Available data.
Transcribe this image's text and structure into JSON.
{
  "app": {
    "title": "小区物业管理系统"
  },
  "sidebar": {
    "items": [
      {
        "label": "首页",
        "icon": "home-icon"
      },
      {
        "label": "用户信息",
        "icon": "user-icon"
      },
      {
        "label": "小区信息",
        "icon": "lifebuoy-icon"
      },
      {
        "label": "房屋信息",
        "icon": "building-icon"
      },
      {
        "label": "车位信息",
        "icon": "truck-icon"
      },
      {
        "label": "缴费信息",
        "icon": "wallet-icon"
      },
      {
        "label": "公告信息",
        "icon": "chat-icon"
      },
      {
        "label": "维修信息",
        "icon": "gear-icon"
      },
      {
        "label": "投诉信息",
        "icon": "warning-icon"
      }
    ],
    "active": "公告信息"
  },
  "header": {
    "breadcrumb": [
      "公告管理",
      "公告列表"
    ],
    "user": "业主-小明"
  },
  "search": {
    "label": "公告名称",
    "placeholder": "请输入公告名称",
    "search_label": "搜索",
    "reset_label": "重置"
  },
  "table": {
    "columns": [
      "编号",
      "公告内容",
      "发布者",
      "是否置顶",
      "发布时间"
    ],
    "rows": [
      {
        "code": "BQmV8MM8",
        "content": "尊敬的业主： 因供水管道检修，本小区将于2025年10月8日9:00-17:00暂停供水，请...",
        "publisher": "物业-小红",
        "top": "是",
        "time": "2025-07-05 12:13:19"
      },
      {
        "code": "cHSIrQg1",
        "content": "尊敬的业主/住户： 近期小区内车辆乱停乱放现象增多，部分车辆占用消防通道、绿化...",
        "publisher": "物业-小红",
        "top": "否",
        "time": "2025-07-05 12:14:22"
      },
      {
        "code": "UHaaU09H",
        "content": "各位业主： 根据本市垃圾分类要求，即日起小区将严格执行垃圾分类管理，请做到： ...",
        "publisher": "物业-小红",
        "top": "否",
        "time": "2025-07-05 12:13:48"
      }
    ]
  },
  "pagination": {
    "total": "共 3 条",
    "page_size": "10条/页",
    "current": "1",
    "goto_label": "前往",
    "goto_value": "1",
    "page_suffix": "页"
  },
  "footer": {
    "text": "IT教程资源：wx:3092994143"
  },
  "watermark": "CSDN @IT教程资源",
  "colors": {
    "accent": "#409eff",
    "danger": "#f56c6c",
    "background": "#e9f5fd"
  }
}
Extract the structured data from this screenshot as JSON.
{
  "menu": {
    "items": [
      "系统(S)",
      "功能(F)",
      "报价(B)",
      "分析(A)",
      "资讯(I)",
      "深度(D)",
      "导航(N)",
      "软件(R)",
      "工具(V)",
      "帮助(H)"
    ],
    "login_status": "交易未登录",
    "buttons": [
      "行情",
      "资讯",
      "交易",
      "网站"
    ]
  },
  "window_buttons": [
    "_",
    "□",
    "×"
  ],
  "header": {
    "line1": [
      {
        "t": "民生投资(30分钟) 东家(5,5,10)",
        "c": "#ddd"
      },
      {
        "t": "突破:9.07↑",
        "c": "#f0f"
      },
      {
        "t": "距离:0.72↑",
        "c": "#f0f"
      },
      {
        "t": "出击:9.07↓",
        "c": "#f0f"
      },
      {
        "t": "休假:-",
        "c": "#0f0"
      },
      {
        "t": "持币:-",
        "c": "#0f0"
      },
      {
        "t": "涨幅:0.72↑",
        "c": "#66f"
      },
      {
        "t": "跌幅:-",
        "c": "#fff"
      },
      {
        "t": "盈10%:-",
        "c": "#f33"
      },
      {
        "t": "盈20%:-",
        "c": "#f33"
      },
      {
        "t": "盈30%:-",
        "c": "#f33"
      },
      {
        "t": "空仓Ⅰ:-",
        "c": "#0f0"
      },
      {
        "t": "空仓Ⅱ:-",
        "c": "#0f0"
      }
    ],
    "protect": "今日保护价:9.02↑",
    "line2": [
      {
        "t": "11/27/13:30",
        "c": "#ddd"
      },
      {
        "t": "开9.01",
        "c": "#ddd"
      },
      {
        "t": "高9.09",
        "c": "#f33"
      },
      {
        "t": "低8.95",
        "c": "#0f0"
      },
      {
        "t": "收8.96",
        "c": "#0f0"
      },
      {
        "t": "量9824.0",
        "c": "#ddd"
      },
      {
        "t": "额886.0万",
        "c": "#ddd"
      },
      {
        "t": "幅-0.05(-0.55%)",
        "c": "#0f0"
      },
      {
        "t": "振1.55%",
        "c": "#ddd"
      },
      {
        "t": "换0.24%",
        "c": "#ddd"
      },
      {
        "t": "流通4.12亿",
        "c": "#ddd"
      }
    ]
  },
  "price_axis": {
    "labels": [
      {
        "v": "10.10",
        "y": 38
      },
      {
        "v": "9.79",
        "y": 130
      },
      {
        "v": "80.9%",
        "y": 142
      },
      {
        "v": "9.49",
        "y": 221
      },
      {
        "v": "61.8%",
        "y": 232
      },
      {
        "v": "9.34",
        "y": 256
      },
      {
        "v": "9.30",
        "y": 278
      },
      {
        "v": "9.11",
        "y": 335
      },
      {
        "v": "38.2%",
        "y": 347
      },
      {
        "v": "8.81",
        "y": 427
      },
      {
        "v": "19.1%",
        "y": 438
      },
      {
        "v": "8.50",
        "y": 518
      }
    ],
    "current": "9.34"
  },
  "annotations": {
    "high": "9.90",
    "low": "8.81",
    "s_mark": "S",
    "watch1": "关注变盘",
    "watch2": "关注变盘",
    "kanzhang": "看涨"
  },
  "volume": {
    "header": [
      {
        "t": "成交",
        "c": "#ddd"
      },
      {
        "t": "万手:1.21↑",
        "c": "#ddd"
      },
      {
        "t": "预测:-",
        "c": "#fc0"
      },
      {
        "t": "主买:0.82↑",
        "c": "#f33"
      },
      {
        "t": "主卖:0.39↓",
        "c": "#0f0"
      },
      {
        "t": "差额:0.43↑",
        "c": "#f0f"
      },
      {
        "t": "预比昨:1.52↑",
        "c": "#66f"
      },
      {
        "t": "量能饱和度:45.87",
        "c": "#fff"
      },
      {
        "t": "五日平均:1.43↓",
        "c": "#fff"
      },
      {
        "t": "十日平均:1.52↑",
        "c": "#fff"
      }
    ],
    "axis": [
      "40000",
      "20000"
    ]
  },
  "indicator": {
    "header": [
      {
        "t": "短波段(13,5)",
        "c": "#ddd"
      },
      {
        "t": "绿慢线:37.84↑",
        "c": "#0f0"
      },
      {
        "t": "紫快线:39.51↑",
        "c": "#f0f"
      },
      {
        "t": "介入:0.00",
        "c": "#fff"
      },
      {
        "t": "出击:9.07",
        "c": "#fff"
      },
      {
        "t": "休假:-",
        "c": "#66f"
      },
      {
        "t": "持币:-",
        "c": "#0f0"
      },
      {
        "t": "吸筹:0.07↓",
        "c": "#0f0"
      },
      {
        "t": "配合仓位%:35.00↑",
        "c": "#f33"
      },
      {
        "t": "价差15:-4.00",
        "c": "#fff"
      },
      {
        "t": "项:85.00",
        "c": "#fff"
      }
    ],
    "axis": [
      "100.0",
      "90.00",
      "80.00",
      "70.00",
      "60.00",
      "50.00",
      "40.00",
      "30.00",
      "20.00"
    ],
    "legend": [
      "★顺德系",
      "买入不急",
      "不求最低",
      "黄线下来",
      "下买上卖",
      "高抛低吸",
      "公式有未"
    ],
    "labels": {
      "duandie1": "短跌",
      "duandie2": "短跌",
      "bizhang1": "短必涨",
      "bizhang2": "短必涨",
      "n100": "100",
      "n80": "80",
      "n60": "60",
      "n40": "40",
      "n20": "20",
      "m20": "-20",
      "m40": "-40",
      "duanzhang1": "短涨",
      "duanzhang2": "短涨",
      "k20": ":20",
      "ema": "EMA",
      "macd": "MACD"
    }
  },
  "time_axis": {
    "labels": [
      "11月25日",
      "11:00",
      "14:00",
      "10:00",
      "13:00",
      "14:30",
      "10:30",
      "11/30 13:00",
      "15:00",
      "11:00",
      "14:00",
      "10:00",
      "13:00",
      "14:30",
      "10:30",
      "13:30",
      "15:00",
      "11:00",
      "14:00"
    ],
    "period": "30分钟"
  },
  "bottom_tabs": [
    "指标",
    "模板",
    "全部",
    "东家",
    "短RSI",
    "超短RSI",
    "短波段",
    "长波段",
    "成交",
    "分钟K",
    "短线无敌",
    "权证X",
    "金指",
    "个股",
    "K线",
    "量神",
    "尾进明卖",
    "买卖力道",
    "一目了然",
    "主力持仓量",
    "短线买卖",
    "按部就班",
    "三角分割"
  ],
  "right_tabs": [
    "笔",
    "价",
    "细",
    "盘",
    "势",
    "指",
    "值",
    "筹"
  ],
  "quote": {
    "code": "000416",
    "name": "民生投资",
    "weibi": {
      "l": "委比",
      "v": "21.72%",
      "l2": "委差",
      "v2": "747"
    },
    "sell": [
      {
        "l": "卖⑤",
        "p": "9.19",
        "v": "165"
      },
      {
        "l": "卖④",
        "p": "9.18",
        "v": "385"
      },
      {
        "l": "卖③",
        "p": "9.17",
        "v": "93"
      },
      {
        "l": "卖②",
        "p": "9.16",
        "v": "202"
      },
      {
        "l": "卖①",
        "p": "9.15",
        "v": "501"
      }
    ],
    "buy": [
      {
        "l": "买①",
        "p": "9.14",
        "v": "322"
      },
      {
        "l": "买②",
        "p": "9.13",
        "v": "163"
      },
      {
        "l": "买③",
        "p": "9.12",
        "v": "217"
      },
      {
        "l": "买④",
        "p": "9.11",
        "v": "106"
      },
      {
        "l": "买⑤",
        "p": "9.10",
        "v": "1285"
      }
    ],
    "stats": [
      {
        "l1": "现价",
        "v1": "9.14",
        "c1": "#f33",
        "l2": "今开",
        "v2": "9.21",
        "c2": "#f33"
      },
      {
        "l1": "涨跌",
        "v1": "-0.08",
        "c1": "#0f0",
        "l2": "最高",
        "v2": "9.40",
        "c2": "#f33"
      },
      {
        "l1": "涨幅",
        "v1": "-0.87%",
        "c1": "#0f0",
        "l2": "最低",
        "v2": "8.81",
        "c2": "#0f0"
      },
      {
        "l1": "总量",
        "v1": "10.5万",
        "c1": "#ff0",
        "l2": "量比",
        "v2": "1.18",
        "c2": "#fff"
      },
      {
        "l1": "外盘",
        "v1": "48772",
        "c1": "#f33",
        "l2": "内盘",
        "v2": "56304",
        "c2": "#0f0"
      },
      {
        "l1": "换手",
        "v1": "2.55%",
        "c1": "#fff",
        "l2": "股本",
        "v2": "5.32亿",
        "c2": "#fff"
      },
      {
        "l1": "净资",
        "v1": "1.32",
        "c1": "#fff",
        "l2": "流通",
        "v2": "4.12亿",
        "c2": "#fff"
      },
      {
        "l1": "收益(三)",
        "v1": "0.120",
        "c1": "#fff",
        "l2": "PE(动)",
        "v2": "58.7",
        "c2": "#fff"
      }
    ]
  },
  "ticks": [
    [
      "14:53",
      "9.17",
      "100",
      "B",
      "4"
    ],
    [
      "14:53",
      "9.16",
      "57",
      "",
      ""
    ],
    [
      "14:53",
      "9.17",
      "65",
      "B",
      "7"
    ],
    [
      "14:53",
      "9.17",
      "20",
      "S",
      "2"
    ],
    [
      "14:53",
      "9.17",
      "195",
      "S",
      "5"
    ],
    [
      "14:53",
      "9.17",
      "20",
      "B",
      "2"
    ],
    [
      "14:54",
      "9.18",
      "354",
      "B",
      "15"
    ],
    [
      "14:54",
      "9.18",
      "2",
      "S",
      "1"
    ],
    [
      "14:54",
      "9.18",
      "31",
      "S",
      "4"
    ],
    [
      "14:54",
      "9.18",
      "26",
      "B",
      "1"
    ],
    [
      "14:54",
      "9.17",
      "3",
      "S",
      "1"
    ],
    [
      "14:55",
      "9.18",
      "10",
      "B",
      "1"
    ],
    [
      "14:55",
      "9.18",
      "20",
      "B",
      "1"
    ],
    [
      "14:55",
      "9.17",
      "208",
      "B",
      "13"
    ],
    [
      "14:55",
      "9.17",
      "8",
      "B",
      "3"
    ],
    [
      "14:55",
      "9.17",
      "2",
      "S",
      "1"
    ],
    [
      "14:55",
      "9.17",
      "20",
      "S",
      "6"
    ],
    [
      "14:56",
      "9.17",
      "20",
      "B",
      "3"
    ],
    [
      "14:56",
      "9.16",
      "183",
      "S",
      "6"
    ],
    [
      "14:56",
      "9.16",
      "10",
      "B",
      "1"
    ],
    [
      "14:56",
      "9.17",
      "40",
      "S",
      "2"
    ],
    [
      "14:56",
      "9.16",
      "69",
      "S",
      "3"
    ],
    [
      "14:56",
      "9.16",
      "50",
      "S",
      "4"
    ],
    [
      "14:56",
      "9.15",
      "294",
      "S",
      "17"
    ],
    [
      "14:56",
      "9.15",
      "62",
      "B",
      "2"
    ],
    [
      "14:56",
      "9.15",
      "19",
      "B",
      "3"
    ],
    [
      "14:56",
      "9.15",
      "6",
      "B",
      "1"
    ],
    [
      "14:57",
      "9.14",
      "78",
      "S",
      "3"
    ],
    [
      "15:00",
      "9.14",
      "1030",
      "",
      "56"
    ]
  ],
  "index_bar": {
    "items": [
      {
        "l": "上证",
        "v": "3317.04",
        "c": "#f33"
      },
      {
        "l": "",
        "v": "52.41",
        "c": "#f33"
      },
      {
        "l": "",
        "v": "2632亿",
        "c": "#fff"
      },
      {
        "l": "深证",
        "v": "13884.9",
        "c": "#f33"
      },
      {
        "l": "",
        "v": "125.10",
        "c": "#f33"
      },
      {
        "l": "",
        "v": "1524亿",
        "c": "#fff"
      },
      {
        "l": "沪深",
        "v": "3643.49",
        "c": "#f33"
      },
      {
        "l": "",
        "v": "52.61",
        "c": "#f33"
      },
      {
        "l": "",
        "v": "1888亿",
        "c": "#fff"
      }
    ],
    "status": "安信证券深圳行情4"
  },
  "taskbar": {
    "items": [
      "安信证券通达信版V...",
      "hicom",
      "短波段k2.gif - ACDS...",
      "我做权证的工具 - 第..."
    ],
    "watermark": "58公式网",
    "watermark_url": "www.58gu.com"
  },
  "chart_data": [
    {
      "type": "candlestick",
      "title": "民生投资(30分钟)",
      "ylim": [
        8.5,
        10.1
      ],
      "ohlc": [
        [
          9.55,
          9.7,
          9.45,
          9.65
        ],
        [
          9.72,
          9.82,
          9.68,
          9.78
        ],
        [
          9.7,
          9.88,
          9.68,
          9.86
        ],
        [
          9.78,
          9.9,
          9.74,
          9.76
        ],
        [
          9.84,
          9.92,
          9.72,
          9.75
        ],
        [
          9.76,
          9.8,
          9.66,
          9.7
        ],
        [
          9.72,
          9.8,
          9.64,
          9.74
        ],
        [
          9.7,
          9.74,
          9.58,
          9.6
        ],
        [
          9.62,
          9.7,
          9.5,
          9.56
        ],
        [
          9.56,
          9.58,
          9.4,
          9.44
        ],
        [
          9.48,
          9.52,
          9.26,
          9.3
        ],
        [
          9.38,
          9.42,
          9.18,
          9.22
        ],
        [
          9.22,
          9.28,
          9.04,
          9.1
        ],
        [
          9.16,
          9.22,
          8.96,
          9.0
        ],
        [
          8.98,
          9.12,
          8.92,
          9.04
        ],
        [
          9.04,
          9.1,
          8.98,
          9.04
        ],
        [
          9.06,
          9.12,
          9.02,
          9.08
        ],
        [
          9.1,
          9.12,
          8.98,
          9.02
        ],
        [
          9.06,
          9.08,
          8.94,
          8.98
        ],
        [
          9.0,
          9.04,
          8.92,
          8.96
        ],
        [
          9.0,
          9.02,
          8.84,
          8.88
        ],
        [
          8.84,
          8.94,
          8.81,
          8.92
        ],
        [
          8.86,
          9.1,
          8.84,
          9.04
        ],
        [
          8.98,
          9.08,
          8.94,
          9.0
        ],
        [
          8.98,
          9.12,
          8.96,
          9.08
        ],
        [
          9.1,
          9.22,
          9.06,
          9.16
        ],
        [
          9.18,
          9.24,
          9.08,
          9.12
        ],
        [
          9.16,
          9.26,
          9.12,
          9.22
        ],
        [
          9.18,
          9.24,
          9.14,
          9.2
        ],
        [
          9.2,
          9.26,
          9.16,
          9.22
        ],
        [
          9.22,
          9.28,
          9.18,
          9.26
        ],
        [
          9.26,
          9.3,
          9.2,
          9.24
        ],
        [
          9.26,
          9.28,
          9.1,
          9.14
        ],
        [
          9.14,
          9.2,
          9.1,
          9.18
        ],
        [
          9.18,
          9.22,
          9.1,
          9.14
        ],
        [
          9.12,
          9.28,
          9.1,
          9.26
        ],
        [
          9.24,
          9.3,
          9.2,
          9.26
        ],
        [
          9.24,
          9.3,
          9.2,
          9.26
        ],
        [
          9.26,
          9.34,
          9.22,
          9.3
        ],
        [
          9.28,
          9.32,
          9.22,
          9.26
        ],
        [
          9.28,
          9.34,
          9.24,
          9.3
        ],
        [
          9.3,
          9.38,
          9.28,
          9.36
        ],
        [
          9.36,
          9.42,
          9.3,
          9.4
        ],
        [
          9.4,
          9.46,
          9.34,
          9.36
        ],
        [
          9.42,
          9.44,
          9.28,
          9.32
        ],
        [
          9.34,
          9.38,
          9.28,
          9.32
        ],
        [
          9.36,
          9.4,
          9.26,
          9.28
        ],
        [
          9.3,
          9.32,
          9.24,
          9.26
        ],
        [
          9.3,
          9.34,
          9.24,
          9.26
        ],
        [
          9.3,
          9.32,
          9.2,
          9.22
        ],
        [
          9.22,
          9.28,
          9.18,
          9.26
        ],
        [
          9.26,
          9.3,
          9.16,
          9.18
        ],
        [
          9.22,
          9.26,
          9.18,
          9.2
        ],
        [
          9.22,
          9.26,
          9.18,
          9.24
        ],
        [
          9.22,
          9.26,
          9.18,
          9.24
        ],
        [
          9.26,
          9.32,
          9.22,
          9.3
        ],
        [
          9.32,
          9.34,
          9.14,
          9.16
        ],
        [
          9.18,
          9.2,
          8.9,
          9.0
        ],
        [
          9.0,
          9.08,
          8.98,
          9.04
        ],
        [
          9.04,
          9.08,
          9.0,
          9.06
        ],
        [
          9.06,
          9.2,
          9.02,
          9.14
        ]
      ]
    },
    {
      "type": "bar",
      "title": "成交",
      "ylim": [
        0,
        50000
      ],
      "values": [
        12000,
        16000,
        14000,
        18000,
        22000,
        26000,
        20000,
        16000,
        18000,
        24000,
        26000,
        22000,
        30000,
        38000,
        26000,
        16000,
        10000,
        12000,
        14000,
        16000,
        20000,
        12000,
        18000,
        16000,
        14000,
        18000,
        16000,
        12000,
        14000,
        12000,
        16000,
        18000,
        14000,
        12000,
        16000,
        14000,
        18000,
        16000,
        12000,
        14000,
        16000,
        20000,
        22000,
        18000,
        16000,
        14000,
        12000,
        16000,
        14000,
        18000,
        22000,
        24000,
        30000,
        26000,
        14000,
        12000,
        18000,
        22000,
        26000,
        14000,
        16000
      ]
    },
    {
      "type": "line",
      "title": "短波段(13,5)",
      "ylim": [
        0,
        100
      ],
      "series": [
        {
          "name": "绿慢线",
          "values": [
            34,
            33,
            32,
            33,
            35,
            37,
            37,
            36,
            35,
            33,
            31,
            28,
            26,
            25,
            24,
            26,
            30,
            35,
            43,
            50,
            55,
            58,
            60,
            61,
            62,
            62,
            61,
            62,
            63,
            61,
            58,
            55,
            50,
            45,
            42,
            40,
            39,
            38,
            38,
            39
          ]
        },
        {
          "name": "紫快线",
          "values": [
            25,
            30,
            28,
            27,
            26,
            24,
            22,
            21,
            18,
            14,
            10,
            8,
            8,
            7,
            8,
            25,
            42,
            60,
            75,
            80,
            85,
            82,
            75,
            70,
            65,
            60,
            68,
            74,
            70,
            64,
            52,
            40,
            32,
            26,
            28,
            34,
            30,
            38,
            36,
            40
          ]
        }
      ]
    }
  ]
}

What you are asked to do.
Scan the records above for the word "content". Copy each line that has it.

Solution for this task.
        "content": "尊敬的业主： 因供水管道检修，本小区将于2025年10月8日9:00-17:00暂停供水，请...",
        "content": "尊敬的业主/住户： 近期小区内车辆乱停乱放现象增多，部分车辆占用消防通道、绿化...",
        "content": "各位业主： 根据本市垃圾分类要求，即日起小区将严格执行垃圾分类管理，请做到： ...",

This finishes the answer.